Richard Pfeilstetter (University of Seville)
Paper short abstract:
This contribution discusses contemporary institutionalizations of ‘imagination’ and ‘innovation’, where new ideas, risk taking and creativity are part of an explicit moral imperative or lifestyle and a marketable resource of the individual.
Paper long abstract:
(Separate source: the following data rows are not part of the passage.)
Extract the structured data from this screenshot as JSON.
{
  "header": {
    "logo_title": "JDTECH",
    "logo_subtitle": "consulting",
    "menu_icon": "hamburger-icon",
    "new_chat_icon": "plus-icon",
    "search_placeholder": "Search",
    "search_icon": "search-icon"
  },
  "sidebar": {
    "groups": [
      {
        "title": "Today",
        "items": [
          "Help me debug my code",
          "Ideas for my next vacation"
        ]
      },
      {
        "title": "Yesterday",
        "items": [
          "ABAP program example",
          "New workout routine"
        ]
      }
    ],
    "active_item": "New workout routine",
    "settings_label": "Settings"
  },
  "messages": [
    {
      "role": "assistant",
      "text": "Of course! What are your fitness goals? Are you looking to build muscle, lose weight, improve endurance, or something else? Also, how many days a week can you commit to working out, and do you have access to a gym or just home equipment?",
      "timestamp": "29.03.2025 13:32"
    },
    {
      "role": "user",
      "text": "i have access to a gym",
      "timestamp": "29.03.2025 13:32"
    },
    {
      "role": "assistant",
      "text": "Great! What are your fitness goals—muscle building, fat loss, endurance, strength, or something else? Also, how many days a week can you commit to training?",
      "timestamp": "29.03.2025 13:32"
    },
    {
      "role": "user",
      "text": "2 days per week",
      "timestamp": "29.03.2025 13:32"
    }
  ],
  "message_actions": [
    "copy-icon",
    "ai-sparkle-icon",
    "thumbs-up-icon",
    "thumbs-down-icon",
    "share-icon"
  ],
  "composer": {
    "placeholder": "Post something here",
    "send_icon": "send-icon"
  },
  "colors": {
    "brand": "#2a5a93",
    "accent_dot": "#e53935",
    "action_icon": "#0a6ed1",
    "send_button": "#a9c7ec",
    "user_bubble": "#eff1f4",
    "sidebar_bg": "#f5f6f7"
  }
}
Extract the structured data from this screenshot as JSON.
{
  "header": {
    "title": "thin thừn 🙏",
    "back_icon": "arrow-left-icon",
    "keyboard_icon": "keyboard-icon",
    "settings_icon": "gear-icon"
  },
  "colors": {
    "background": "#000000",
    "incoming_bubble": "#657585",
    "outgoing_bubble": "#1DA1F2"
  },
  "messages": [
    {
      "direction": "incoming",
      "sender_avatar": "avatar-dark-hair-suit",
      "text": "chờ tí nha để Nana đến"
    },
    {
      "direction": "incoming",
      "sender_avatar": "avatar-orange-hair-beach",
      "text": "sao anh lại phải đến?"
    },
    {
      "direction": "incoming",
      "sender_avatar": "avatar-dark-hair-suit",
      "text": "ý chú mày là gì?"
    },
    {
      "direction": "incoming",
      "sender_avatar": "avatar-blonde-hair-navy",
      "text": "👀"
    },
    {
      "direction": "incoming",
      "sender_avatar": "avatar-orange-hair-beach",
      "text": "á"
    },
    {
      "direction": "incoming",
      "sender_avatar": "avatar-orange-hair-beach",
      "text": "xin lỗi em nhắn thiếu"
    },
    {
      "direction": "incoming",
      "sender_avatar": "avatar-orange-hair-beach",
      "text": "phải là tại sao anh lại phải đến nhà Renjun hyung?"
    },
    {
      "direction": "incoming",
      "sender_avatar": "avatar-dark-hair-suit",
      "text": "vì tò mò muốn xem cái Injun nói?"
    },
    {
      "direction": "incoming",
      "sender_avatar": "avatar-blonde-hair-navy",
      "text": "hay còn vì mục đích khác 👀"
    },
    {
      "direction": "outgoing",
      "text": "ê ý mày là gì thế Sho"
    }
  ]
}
Creativity and innovation were seen as the distinguishing feature of socio-economic organization in the 20th century dichotomy between modern market societies and traditional-static communities. The economist Schumpeter defined the entrepreneur, who introduces novel, innovative forms and combinations of ideas, as the constitutive agency of capitalism. "Creative destruction", a term derived from Marx he has coined, was seen as the core momentum of economic innovation. Today, a growing number of young people in global cities create intimate social relations based on a shared desire for starting a ground-breaking, revolutionary (tech) business at the forefront of 'innovation' that eventually would change the world. These 'startup communities' and 'digital nomads' are socio-spatially brought to life in 'creative quarters'. I will discuss my ethnographic research in such a quarter in Manchester (UK), where I attended network meetings and tech events taking place at premises especially fashioned as 'creative', such as co-workspaces, incubators, accelerators or 'coffices'. My main argument is that this are contemporary institutionalizations of imagination and innovation, where thinking different, risk taking and creativity are part of an explicit moral imperative or lifestyle as well as a marketable resource of the individual. Is the 'creative industry' a collective contemporary utopia or the outcome of new, agency-driven 'imaginative horizons' in global cities?
Creative horizons: steps towards an ethnography of imagination